Raw data: Begin
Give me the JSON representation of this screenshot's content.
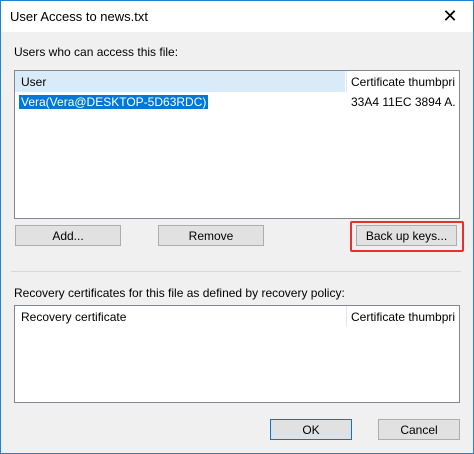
{
  "window": {
    "title": "User Access to news.txt",
    "close_glyph": "✕"
  },
  "users": {
    "label": "Users who can access this file:",
    "columns": [
      "User",
      "Certificate thumbpri"
    ],
    "rows": [
      {
        "user": "Vera(Vera@DESKTOP-5D63RDC)",
        "thumbprint": "33A4 11EC 3894 A..."
      }
    ]
  },
  "buttons": {
    "add": "Add...",
    "remove": "Remove",
    "backup": "Back up keys...",
    "ok": "OK",
    "cancel": "Cancel"
  },
  "recovery": {
    "label": "Recovery certificates for this file as defined by recovery policy:",
    "columns": [
      "Recovery certificate",
      "Certificate thumbpri"
    ]
  },
  "colors": {
    "selection": "#0078d7",
    "highlight": "#e4322b",
    "accent": "#1883d7"
  }
}
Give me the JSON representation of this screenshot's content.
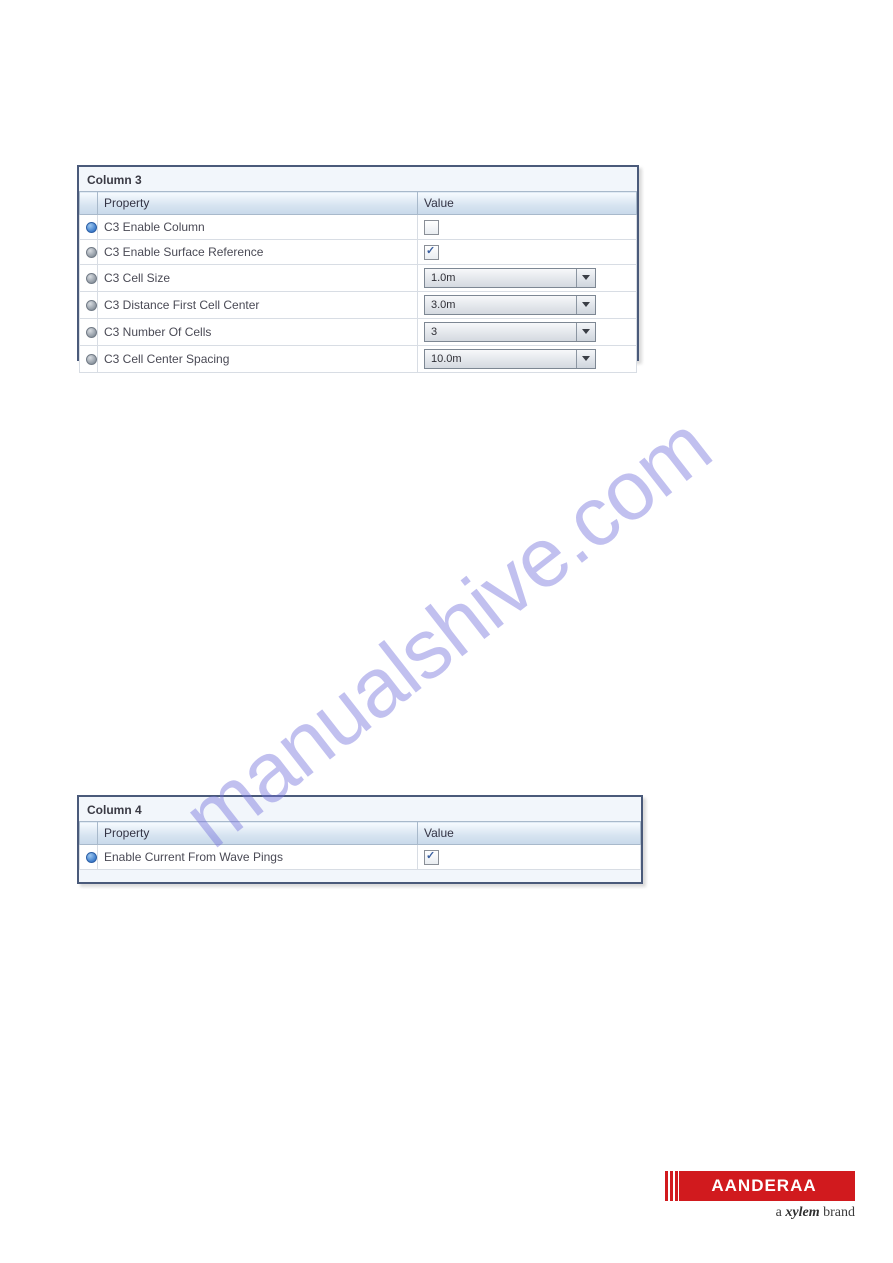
{
  "watermark": "manualshive.com",
  "panels": [
    {
      "title": "Column 3",
      "headers": {
        "property": "Property",
        "value": "Value"
      },
      "rows": [
        {
          "bullet": "blue",
          "label": "C3 Enable Column",
          "type": "checkbox",
          "checked": false
        },
        {
          "bullet": "gray",
          "label": "C3 Enable Surface Reference",
          "type": "checkbox",
          "checked": true
        },
        {
          "bullet": "gray",
          "label": "C3 Cell Size",
          "type": "combo",
          "value": "1.0m"
        },
        {
          "bullet": "gray",
          "label": "C3 Distance First Cell Center",
          "type": "combo",
          "value": "3.0m"
        },
        {
          "bullet": "gray",
          "label": "C3 Number Of Cells",
          "type": "combo",
          "value": "3"
        },
        {
          "bullet": "gray",
          "label": "C3 Cell Center Spacing",
          "type": "combo",
          "value": "10.0m"
        }
      ]
    },
    {
      "title": "Column 4",
      "headers": {
        "property": "Property",
        "value": "Value"
      },
      "rows": [
        {
          "bullet": "blue",
          "label": "Enable Current From Wave Pings",
          "type": "checkbox",
          "checked": true
        }
      ]
    }
  ],
  "logo": {
    "brand": "AANDERAA",
    "tagline_prefix": "a ",
    "tagline_brand": "xylem",
    "tagline_suffix": " brand"
  }
}
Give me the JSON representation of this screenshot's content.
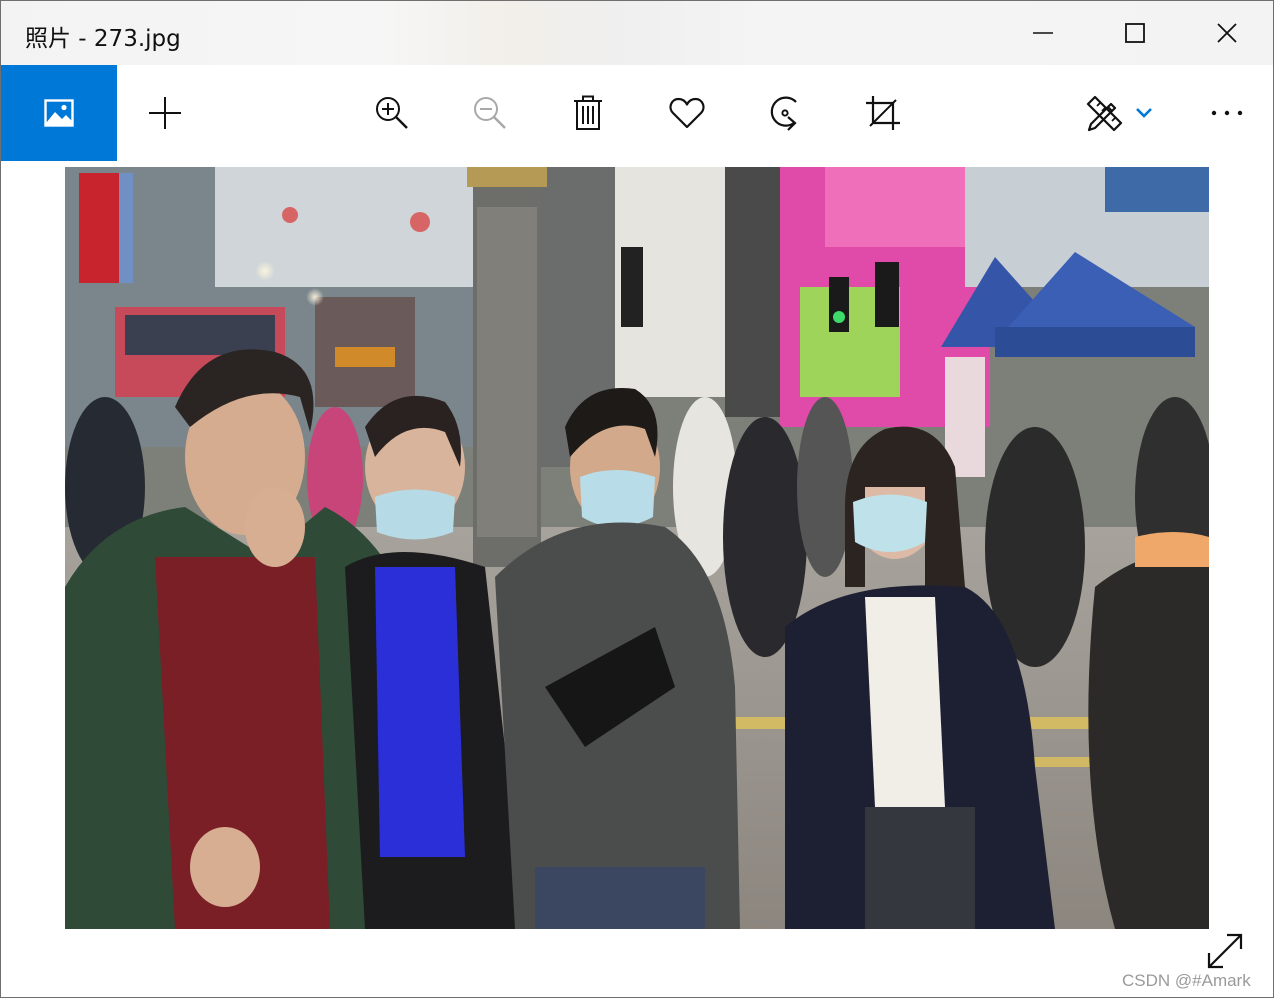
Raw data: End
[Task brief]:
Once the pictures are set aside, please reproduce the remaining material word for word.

[Result of this task]:
Give me the JSON representation of this screenshot's content.
{
  "window": {
    "title": "User Access to news.txt",
    "close_glyph": "✕"
  },
  "users": {
    "label": "Users who can access this file:",
    "columns": [
      "User",
      "Certificate thumbpri"
    ],
    "rows": [
      {
        "user": "Vera(Vera@DESKTOP-5D63RDC)",
        "thumbprint": "33A4 11EC 3894 A..."
      }
    ]
  },
  "buttons": {
    "add": "Add...",
    "remove": "Remove",
    "backup": "Back up keys...",
    "ok": "OK",
    "cancel": "Cancel"
  },
  "recovery": {
    "label": "Recovery certificates for this file as defined by recovery policy:",
    "columns": [
      "Recovery certificate",
      "Certificate thumbpri"
    ]
  },
  "colors": {
    "selection": "#0078d7",
    "highlight": "#e4322b",
    "accent": "#1883d7"
  }
}
Give me the JSON representation of this screenshot's content.
{
  "watermark": "manualshive.com",
  "panels": [
    {
      "title": "Column 3",
      "headers": {
        "property": "Property",
        "value": "Value"
      },
      "rows": [
        {
          "bullet": "blue",
          "label": "C3 Enable Column",
          "type": "checkbox",
          "checked": false
        },
        {
          "bullet": "gray",
          "label": "C3 Enable Surface Reference",
          "type": "checkbox",
          "checked": true
        },
        {
          "bullet": "gray",
          "label": "C3 Cell Size",
          "type": "combo",
          "value": "1.0m"
        },
        {
          "bullet": "gray",
          "label": "C3 Distance First Cell Center",
          "type": "combo",
          "value": "3.0m"
        },
        {
          "bullet": "gray",
          "label": "C3 Number Of Cells",
          "type": "combo",
          "value": "3"
        },
        {
          "bullet": "gray",
          "label": "C3 Cell Center Spacing",
          "type": "combo",
          "value": "10.0m"
        }
      ]
    },
    {
      "title": "Column 4",
      "headers": {
        "property": "Property",
        "value": "Value"
      },
      "rows": [
        {
          "bullet": "blue",
          "label": "Enable Current From Wave Pings",
          "type": "checkbox",
          "checked": true
        }
      ]
    }
  ],
  "logo": {
    "brand": "AANDERAA",
    "tagline_prefix": "a ",
    "tagline_brand": "xylem",
    "tagline_suffix": " brand"
  }
}
Give me the JSON representation of this screenshot's content.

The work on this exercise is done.